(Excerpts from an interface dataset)
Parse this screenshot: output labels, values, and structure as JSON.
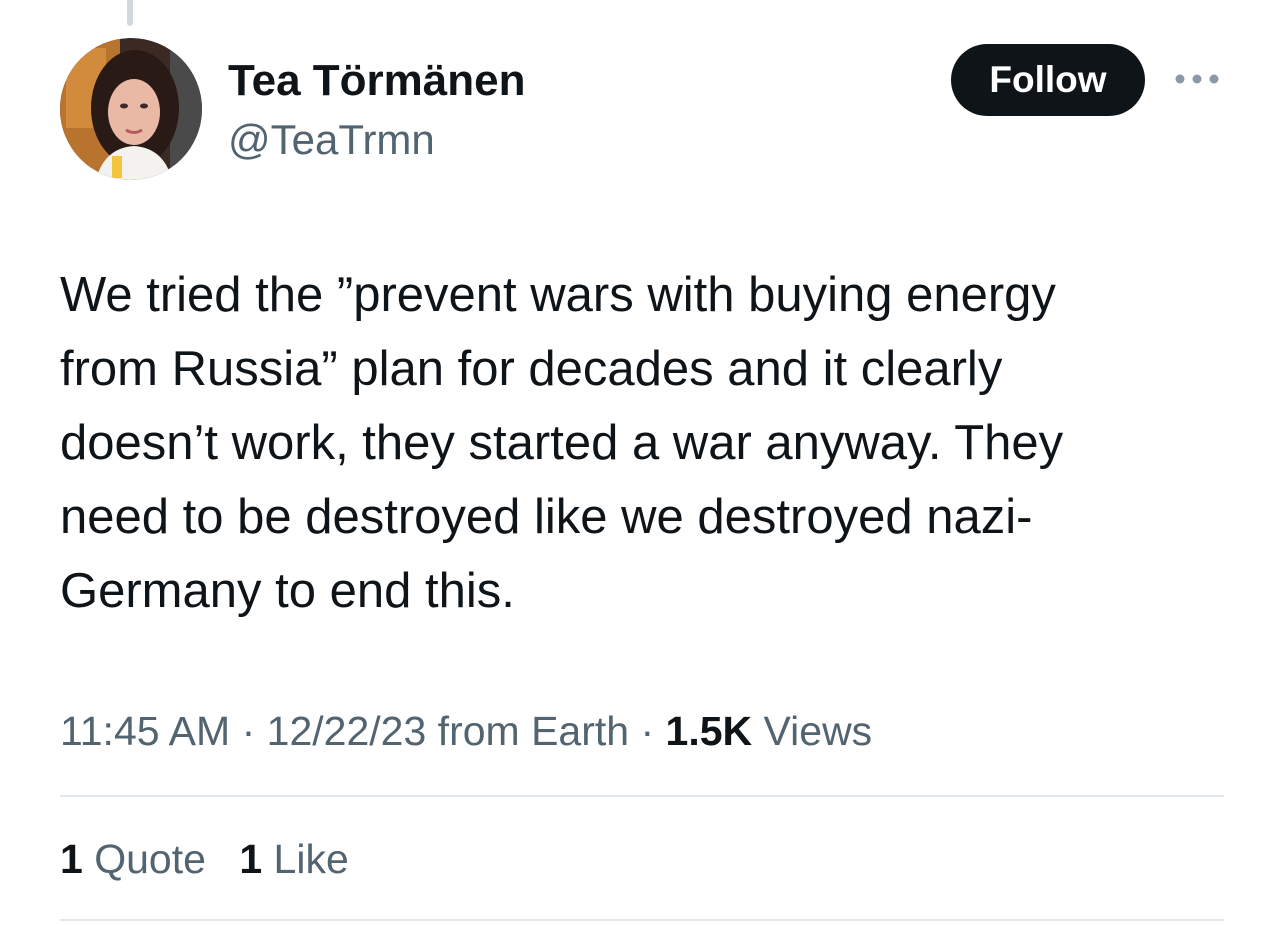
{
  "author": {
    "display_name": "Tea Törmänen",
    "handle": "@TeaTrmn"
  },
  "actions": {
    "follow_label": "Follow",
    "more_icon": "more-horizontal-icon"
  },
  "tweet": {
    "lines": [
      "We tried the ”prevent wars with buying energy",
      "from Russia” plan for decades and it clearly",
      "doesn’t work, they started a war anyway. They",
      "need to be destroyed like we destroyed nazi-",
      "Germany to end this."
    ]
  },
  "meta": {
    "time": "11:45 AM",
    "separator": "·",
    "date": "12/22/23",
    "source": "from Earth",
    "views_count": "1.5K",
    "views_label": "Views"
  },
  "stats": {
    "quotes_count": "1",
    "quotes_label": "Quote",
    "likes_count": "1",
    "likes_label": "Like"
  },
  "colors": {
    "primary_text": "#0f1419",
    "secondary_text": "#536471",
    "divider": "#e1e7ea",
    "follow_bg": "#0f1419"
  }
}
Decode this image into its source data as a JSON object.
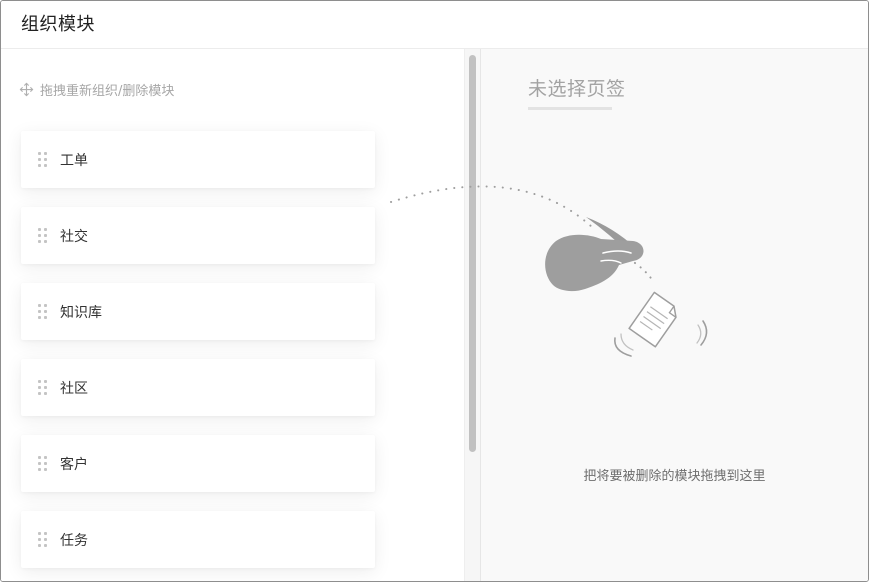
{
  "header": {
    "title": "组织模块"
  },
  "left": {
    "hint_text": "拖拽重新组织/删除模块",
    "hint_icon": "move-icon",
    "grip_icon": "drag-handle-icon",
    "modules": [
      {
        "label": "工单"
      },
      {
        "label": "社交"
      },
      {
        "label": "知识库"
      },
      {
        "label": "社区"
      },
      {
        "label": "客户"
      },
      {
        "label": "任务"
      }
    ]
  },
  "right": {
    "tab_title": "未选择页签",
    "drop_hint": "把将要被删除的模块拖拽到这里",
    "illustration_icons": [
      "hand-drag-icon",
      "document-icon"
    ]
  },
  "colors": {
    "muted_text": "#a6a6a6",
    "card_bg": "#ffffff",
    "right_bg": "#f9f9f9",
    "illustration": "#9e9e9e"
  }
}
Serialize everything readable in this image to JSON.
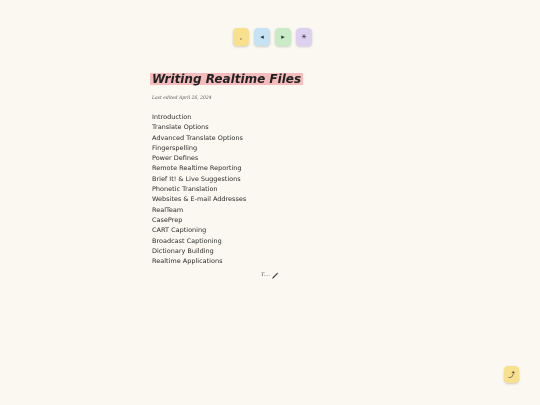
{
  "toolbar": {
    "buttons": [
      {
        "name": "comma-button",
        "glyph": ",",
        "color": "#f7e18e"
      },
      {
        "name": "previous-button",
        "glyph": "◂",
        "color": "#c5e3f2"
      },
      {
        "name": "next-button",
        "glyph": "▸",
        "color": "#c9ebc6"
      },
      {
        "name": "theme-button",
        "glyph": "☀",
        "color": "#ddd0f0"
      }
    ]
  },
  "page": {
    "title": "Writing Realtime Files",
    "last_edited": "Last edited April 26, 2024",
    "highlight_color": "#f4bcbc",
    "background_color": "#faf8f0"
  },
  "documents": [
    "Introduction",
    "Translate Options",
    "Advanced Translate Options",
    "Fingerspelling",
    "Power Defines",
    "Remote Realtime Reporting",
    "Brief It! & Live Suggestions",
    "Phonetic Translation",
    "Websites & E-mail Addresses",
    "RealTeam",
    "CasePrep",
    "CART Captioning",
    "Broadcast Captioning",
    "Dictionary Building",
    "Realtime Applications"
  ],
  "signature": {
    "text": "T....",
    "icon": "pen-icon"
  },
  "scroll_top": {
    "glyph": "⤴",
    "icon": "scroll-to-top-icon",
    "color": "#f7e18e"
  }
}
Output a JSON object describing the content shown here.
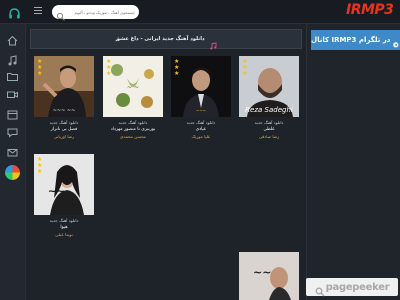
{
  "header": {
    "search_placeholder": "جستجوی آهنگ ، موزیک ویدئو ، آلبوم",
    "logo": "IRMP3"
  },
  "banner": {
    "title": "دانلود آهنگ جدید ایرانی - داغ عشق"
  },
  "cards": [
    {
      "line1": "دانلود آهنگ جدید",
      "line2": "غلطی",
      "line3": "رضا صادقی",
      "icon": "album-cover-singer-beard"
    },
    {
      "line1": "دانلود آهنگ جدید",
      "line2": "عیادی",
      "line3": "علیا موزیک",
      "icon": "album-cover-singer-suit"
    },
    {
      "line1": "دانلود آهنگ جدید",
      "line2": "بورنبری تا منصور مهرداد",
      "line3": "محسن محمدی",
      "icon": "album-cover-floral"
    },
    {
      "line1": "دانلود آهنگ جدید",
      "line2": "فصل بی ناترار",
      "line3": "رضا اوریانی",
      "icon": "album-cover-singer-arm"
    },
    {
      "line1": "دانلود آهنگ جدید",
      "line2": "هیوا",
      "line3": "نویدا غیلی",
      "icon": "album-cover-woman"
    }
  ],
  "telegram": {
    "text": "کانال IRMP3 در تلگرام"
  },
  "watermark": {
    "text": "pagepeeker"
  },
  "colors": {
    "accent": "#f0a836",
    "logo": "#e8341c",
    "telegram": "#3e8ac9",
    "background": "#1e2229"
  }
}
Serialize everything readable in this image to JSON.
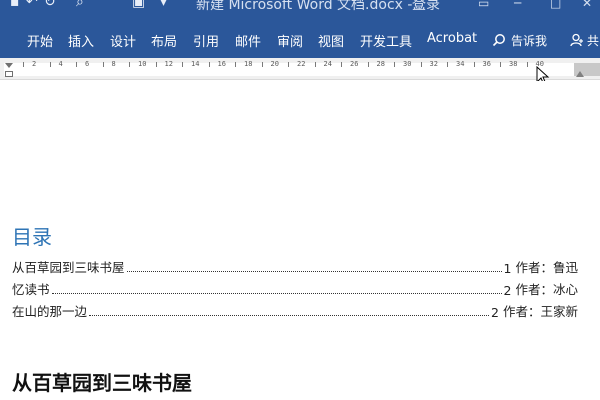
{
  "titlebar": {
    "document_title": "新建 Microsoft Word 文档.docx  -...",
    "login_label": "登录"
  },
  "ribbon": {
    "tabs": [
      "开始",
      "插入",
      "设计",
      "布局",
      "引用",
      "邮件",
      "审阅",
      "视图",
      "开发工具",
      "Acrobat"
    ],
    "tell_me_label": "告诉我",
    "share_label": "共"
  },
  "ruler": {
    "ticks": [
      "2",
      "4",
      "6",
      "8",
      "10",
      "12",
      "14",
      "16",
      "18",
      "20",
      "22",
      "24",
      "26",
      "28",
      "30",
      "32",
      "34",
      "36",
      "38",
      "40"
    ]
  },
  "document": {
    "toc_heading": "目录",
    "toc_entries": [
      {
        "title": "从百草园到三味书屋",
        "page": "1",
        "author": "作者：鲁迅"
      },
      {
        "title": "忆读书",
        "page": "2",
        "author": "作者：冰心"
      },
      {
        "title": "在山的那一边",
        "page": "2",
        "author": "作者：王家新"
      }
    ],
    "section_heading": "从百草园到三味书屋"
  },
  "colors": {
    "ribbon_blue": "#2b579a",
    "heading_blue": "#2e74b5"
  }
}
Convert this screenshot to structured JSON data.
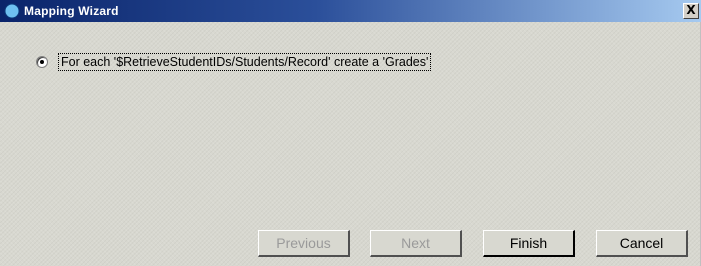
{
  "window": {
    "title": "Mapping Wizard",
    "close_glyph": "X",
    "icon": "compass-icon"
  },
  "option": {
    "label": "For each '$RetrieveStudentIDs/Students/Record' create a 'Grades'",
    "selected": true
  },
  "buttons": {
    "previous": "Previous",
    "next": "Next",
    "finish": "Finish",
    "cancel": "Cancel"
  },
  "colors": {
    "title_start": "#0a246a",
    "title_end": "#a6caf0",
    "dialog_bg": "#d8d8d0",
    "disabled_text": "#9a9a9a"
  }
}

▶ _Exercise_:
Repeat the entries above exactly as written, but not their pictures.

▶ _Answer to this exercise_:
Parse this screenshot: output labels, values, and structure as JSON.
{
  "author": {
    "display_name": "Tea Törmänen",
    "handle": "@TeaTrmn"
  },
  "actions": {
    "follow_label": "Follow",
    "more_icon": "more-horizontal-icon"
  },
  "tweet": {
    "lines": [
      "We tried the ”prevent wars with buying energy",
      "from Russia” plan for decades and it clearly",
      "doesn’t work, they started a war anyway. They",
      "need to be destroyed like we destroyed nazi-",
      "Germany to end this."
    ]
  },
  "meta": {
    "time": "11:45 AM",
    "separator": "·",
    "date": "12/22/23",
    "source": "from Earth",
    "views_count": "1.5K",
    "views_label": "Views"
  },
  "stats": {
    "quotes_count": "1",
    "quotes_label": "Quote",
    "likes_count": "1",
    "likes_label": "Like"
  },
  "colors": {
    "primary_text": "#0f1419",
    "secondary_text": "#536471",
    "divider": "#e1e7ea",
    "follow_bg": "#0f1419"
  }
}
Decode this image into its source data as a JSON object.
{
  "header": {
    "title": "组织模块"
  },
  "left": {
    "hint_text": "拖拽重新组织/删除模块",
    "hint_icon": "move-icon",
    "grip_icon": "drag-handle-icon",
    "modules": [
      {
        "label": "工单"
      },
      {
        "label": "社交"
      },
      {
        "label": "知识库"
      },
      {
        "label": "社区"
      },
      {
        "label": "客户"
      },
      {
        "label": "任务"
      }
    ]
  },
  "right": {
    "tab_title": "未选择页签",
    "drop_hint": "把将要被删除的模块拖拽到这里",
    "illustration_icons": [
      "hand-drag-icon",
      "document-icon"
    ]
  },
  "colors": {
    "muted_text": "#a6a6a6",
    "card_bg": "#ffffff",
    "right_bg": "#f9f9f9",
    "illustration": "#9e9e9e"
  }
}
Serialize everything readable in this image to JSON.
{
  "toolbar": {
    "buttons": [
      {
        "name": "comma-button",
        "glyph": ",",
        "color": "#f7e18e"
      },
      {
        "name": "previous-button",
        "glyph": "◂",
        "color": "#c5e3f2"
      },
      {
        "name": "next-button",
        "glyph": "▸",
        "color": "#c9ebc6"
      },
      {
        "name": "theme-button",
        "glyph": "☀",
        "color": "#ddd0f0"
      }
    ]
  },
  "page": {
    "title": "Writing Realtime Files",
    "last_edited": "Last edited April 26, 2024",
    "highlight_color": "#f4bcbc",
    "background_color": "#faf8f0"
  },
  "documents": [
    "Introduction",
    "Translate Options",
    "Advanced Translate Options",
    "Fingerspelling",
    "Power Defines",
    "Remote Realtime Reporting",
    "Brief It! & Live Suggestions",
    "Phonetic Translation",
    "Websites & E-mail Addresses",
    "RealTeam",
    "CasePrep",
    "CART Captioning",
    "Broadcast Captioning",
    "Dictionary Building",
    "Realtime Applications"
  ],
  "signature": {
    "text": "T....",
    "icon": "pen-icon"
  },
  "scroll_top": {
    "glyph": "⤴",
    "icon": "scroll-to-top-icon",
    "color": "#f7e18e"
  }
}
Output a JSON object describing the content shown here.
{
  "header": {
    "search_placeholder": "جستجوی آهنگ ، موزیک ویدئو ، آلبوم",
    "logo": "IRMP3"
  },
  "banner": {
    "title": "دانلود آهنگ جدید ایرانی - داغ عشق"
  },
  "cards": [
    {
      "line1": "دانلود آهنگ جدید",
      "line2": "غلطی",
      "line3": "رضا صادقی",
      "icon": "album-cover-singer-beard"
    },
    {
      "line1": "دانلود آهنگ جدید",
      "line2": "عیادی",
      "line3": "علیا موزیک",
      "icon": "album-cover-singer-suit"
    },
    {
      "line1": "دانلود آهنگ جدید",
      "line2": "بورنبری تا منصور مهرداد",
      "line3": "محسن محمدی",
      "icon": "album-cover-floral"
    },
    {
      "line1": "دانلود آهنگ جدید",
      "line2": "فصل بی ناترار",
      "line3": "رضا اوریانی",
      "icon": "album-cover-singer-arm"
    },
    {
      "line1": "دانلود آهنگ جدید",
      "line2": "هیوا",
      "line3": "نویدا غیلی",
      "icon": "album-cover-woman"
    }
  ],
  "telegram": {
    "text": "کانال IRMP3 در تلگرام"
  },
  "watermark": {
    "text": "pagepeeker"
  },
  "colors": {
    "accent": "#f0a836",
    "logo": "#e8341c",
    "telegram": "#3e8ac9",
    "background": "#1e2229"
  }
}
Serialize everything readable in this image to JSON.
{
  "titlebar": {
    "document_title": "新建 Microsoft Word 文档.docx  -...",
    "login_label": "登录"
  },
  "ribbon": {
    "tabs": [
      "开始",
      "插入",
      "设计",
      "布局",
      "引用",
      "邮件",
      "审阅",
      "视图",
      "开发工具",
      "Acrobat"
    ],
    "tell_me_label": "告诉我",
    "share_label": "共"
  },
  "ruler": {
    "ticks": [
      "2",
      "4",
      "6",
      "8",
      "10",
      "12",
      "14",
      "16",
      "18",
      "20",
      "22",
      "24",
      "26",
      "28",
      "30",
      "32",
      "34",
      "36",
      "38",
      "40"
    ]
  },
  "document": {
    "toc_heading": "目录",
    "toc_entries": [
      {
        "title": "从百草园到三味书屋",
        "page": "1",
        "author": "作者：鲁迅"
      },
      {
        "title": "忆读书",
        "page": "2",
        "author": "作者：冰心"
      },
      {
        "title": "在山的那一边",
        "page": "2",
        "author": "作者：王家新"
      }
    ],
    "section_heading": "从百草园到三味书屋"
  },
  "colors": {
    "ribbon_blue": "#2b579a",
    "heading_blue": "#2e74b5"
  }
}
Convert this screenshot to structured JSON data.
{
  "window": {
    "title": "Mapping Wizard",
    "close_glyph": "X",
    "icon": "compass-icon"
  },
  "option": {
    "label": "For each '$RetrieveStudentIDs/Students/Record' create a 'Grades'",
    "selected": true
  },
  "buttons": {
    "previous": "Previous",
    "next": "Next",
    "finish": "Finish",
    "cancel": "Cancel"
  },
  "colors": {
    "title_start": "#0a246a",
    "title_end": "#a6caf0",
    "dialog_bg": "#d8d8d0",
    "disabled_text": "#9a9a9a"
  }
}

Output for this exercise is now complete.